|Jul 12, 1993||AS||Assignment|
Owner name: HIGH INDUSTRIES, INC., PENNSYLVANIA
Free format text: ASSIGNMENT OF ASSIGNORS INTEREST;ASSIGNORS:BAUR, KENNETH C.;KEISER, THOMAS E.;REEL/FRAME:006614/0502
Effective date: 19930708
|May 23, 1995||CC||Certificate of correction|
|Mar 23, 1998||FPAY||Fee payment|
Year of fee payment: 4
|Jun 24, 2002||FPAY||Fee payment|
Year of fee payment: 8
|Jul 18, 2006||FPAY||Fee payment|

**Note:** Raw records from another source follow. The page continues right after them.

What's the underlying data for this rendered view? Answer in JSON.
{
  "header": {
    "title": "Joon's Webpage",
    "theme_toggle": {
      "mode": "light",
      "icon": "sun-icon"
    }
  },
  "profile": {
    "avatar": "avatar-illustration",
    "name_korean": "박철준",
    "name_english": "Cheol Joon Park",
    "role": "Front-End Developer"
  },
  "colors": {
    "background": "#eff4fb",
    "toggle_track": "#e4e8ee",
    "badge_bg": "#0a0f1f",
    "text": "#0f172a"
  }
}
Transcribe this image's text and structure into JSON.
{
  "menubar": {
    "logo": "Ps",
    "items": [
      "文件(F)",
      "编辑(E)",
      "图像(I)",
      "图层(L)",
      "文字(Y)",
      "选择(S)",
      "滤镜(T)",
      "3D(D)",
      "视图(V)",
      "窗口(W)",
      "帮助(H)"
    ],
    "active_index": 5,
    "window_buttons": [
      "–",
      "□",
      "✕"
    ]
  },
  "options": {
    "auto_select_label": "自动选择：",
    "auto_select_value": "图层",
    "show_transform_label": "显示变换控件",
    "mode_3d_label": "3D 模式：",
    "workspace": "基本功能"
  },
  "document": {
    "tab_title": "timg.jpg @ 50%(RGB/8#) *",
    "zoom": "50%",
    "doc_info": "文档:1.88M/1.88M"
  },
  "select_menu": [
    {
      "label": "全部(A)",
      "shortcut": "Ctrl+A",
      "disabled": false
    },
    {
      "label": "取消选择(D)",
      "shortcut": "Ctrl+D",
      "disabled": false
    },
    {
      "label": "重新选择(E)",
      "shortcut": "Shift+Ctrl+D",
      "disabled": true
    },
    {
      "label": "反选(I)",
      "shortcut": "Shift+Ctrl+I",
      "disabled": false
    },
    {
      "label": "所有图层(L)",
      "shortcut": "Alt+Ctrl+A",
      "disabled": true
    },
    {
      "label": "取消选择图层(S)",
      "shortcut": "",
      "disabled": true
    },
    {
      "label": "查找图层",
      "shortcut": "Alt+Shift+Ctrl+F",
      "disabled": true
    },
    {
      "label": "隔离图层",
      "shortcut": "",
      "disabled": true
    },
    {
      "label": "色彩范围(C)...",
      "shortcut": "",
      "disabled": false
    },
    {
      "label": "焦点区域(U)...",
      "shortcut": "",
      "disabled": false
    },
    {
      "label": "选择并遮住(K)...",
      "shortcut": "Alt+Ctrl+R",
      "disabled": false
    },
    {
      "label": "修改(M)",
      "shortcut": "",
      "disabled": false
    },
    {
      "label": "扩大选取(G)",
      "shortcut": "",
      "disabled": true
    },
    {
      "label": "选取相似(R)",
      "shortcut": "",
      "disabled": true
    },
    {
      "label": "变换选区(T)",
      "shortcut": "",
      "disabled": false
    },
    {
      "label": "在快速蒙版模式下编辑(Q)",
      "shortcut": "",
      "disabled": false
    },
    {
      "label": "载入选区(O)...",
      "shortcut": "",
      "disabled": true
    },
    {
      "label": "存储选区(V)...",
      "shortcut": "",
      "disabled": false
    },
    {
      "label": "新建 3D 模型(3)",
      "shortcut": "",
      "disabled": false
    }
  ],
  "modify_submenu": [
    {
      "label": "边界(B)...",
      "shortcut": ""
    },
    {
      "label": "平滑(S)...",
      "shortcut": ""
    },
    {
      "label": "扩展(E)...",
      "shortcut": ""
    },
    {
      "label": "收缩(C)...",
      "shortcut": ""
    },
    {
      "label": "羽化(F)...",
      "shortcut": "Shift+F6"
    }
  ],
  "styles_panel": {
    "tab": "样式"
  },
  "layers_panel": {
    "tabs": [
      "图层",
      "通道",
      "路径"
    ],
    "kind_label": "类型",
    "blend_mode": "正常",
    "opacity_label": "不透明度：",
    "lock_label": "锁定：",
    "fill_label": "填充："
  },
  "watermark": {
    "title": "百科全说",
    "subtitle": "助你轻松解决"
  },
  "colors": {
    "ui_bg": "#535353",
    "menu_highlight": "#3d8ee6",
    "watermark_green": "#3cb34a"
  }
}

Year of fee payment: 12
|Jul 24, 2009||AS||Assignment|
Owner name: HIGH CONCRETE GROUP LLC, PENNSYLVANIA
Free format text: ASSIGNMENT OF ASSIGNORS INTEREST;ASSIGNOR:HIGH INDUSTRIES, INC.;REEL/FRAME:023001/0472
Effective date: 20090706